A mail stop is a delivery point where mail is delivered and collected at large facilities, such as a university campus, a government agency or a large business. It is generally denoted through the use of a mail stop code, which is typically alphanumeric.
While a mail stop code may be somewhat inscrutable to the outside observer, the mail delivery staff at the facility decodes the information, often deciphering information relating to the building, the floor and even the department or desk where the mail must be delivered.

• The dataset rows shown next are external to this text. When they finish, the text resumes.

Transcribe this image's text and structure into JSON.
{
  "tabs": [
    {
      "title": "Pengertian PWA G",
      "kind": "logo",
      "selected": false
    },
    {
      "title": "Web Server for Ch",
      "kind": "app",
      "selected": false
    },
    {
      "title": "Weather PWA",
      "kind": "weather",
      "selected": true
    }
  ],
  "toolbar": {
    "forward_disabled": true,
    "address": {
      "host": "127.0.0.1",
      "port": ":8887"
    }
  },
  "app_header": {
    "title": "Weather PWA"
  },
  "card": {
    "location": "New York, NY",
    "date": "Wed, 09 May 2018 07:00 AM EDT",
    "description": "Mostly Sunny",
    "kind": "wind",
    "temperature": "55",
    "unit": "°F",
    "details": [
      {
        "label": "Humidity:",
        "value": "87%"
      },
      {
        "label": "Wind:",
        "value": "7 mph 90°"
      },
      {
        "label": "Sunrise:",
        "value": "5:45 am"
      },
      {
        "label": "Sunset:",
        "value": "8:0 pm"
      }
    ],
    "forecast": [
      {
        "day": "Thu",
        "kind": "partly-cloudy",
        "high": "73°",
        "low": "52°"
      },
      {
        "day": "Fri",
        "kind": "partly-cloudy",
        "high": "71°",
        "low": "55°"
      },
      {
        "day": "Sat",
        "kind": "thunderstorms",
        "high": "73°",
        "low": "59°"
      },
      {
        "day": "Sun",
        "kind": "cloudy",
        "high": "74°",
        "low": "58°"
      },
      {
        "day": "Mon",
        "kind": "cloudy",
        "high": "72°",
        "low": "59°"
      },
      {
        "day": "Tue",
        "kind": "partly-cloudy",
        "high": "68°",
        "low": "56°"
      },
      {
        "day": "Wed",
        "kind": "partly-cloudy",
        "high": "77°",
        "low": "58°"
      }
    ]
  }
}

Mail stop codes are used for both internal mail within the facility as well as mail delivered to the facility. When addressing mail to be delivered to a mail stop facility in the United States, state the recipient's name, the recipient's mail stop code, the name of the department, the name of the facility and then the street address, followed by the city, state and ZIP code.Learn More
In order to find lost mail, you must first contact your local post office and submit a Mail Recovery Center search request. Provide the postal worker with your mailing address, the sender's mailing address, and the date the letter or package was mailed. The Mail Recovery Center is also known as the Dead Letter Office, and it is the final destination of damaged and undeliverable mail.Full Answer >
A franked piece of mail is one that is sent printed with markings, sometimes called "ink stamps," instead of a regular postage stamp. This is done on large volumes of mail sent at a time. Businesses often employ franking services.Full Answer >
The beginnings of Royal Mail can be traced to Brian Tukeâ€™s appointment as "Master of the Postsâ€ in 1512, a position that later became the office of the Postmaster General. The postal service was made available to the public in 1635 through Charles Iâ€™s proclamation.Full Answer >
There are several ways to determine the sender of certified mail, including reading the return address, asking a postal worker to look it up in the computerized tracking system and reading the name of the sender on the delivered notification card. There is no legal requirement to accept a certified letter either before or after discovering who sent it.Full Answer >